Hide this

Results from Google Books

Click on a thumbnail to go to Google Books.

The Complete Guide to Writing and Selling…

The Complete Guide to Writing and Selling the Christian Novel

by Penelope J. Stokes

MembersReviewsPopularityAverage ratingConversations
2016-tbr (1) @shack (1) arts (2) Christian (4) guide (1) how-to (1) non-fiction (4) novel (1) reference (2) to-read (1) writing (11)



Sign up for LibraryThing to find out whether you'll like this book.

No current Talk conversations about this book.

No reviews
no reviews | add a review
You must log in to edit Common Knowledge data.
For more help see the Common Knowledge help page.
Series (with order)
Canonical title
Original title
Alternative titles
Original publication date
Important places
Important events
Related movies
Awards and honors
First words
Last words
Disambiguation notice
Publisher's editors
Publisher series
Original language

References to this work on external resources.

Wikipedia in English


Book description
Haiku summary

Amazon.com Amazon.com Review (ISBN 0898798108, Paperback)

Writing for the Christian-fiction market has its benefits. One generally doesn't need an agent to get one's manuscript considered. Though the quality of Christian fiction has improved greatly in the past decade or so, publishers are still willing to take a chance on a newcomer. And most Christian publishing houses are small, making the publishing process a warmer, more personal experience. But be forewarned. Christian, or evangelical, fiction isn't just about characters who "pray, preach and sing gospel songs," says Penelope J. Stokes. It's about "living, breathing spiritual beings who grapple with the hard questions of life and find ... hope in the reality of God's presence in the world." Stokes has edited (and written) Christian fiction for 15 years; her Complete Guide to Writing & Selling the Christian Novel is a fantastic resource for the writer of Christian fiction.

In addition to providing advice from which any fiction writer would benefit, Stokes does a fine job of defining Christian fiction. It is, she says, first and foremost fiction. It is not sermonizing. It is not about saving lost souls ("Rarely," she says, "does a religious novel find an audience among the unconverted"). It best not be full of religious jargon or Bible-quoting zealots. Still, it must have "a distinctly religious viewpoint, usually marked by the personal conversion of one or more characters." And just because, as a believer, you see your writing as a gift and a calling, don't think for a minute that your work is beyond revision. "Creation is not the end of the process," says Stokes. "It's the beginning. In the image of our Creator, we continue the work of ongoing re-creation. We revise, refine, reorganize and rewrite.

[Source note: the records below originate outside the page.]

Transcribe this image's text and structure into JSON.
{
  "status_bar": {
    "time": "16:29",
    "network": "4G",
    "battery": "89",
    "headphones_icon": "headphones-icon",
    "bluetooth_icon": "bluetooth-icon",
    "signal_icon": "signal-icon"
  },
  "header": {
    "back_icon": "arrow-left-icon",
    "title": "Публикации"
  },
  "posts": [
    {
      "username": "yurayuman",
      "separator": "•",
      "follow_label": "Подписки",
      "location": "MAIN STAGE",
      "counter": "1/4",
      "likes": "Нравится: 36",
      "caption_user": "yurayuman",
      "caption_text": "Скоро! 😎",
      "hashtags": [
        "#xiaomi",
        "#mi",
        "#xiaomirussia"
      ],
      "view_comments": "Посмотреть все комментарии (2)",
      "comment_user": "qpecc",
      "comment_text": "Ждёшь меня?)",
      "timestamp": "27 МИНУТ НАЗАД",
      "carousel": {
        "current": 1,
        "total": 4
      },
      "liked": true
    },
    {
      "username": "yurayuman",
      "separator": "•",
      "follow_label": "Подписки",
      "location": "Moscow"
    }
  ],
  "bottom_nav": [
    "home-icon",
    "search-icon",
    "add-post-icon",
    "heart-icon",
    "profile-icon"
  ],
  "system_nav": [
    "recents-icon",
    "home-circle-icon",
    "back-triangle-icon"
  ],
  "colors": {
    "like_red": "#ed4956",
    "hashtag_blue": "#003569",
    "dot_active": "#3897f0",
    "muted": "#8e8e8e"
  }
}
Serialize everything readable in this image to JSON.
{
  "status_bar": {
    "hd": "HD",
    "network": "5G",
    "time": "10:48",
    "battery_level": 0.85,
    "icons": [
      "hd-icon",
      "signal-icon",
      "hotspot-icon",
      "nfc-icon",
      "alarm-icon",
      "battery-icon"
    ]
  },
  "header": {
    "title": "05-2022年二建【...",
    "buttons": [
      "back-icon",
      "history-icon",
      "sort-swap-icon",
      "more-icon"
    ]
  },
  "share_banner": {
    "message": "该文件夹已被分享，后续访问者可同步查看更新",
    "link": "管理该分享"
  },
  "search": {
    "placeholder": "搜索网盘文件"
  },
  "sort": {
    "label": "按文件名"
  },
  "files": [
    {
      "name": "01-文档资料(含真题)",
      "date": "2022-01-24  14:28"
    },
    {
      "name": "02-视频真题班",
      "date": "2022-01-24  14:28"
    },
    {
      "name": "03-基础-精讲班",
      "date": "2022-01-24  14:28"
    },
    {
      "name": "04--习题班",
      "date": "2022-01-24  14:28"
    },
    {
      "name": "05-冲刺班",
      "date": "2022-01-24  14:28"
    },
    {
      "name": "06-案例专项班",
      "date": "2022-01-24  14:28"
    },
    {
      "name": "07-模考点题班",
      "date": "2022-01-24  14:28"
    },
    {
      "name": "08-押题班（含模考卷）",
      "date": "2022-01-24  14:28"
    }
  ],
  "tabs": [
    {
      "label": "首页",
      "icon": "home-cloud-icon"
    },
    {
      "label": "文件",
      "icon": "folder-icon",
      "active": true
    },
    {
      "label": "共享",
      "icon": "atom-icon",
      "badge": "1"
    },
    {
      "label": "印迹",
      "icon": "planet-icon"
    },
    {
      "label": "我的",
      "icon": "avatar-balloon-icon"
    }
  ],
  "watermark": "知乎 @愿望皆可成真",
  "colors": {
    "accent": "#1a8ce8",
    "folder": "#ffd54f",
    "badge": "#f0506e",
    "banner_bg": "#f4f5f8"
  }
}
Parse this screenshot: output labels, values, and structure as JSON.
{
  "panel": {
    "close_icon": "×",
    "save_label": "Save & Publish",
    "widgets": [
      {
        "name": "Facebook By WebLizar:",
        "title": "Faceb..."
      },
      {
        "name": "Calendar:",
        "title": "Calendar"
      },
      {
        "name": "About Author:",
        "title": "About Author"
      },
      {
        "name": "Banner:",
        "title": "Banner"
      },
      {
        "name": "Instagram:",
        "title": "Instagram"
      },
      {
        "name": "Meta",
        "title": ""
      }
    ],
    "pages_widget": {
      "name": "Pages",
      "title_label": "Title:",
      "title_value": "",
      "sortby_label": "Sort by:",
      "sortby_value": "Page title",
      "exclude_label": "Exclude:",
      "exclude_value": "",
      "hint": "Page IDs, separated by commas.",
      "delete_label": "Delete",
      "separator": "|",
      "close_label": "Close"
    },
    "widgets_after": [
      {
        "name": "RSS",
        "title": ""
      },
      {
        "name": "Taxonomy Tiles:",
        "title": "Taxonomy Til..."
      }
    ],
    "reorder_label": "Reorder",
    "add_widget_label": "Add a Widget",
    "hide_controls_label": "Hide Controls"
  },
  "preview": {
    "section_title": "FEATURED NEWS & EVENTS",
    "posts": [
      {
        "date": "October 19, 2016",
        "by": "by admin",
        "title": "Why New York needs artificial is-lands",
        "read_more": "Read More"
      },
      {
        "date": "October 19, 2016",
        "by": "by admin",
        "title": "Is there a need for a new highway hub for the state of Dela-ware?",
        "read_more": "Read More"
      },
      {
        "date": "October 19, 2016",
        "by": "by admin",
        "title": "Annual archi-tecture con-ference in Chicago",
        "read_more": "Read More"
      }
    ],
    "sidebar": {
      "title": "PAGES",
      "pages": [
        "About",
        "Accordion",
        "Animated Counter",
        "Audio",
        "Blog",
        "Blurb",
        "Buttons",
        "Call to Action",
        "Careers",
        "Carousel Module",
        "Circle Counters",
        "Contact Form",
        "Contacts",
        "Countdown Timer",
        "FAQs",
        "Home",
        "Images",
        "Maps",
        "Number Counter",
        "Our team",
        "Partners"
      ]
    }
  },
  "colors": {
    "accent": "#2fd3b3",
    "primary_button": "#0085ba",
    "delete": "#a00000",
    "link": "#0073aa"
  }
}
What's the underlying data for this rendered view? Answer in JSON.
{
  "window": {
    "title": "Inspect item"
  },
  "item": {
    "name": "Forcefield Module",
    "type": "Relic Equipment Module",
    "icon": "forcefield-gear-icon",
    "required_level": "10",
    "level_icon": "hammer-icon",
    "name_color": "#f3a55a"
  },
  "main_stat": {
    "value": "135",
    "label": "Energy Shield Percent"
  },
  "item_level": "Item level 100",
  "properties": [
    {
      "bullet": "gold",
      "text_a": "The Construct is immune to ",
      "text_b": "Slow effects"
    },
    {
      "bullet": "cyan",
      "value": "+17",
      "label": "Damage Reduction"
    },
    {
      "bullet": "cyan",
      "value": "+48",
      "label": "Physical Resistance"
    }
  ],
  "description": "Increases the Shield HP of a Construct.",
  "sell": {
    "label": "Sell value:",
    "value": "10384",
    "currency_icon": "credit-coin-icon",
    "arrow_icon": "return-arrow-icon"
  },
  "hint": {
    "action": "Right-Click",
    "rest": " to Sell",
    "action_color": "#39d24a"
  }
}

And at the end of the day we, too, can rest and say, 'It is good.'" --Jane Steinberg

(retrieved from Amazon Thu, 12 Mar 2015 18:15:01 -0400)

A comprehensive guide to the writing, marketing strategies and selling of Christian novels.

Quick Links

Swap Ebooks Audio
2 wanted

Popular covers


Average: No ratings.

Is this you?

Become a LibraryThing Author.


About | Contact | Privacy/Terms | Help/FAQs | Blog | Store | APIs | TinyCat | Legacy Libraries | Early Reviewers | Common Knowledge | 119,427,045 books! | Top bar: Always visible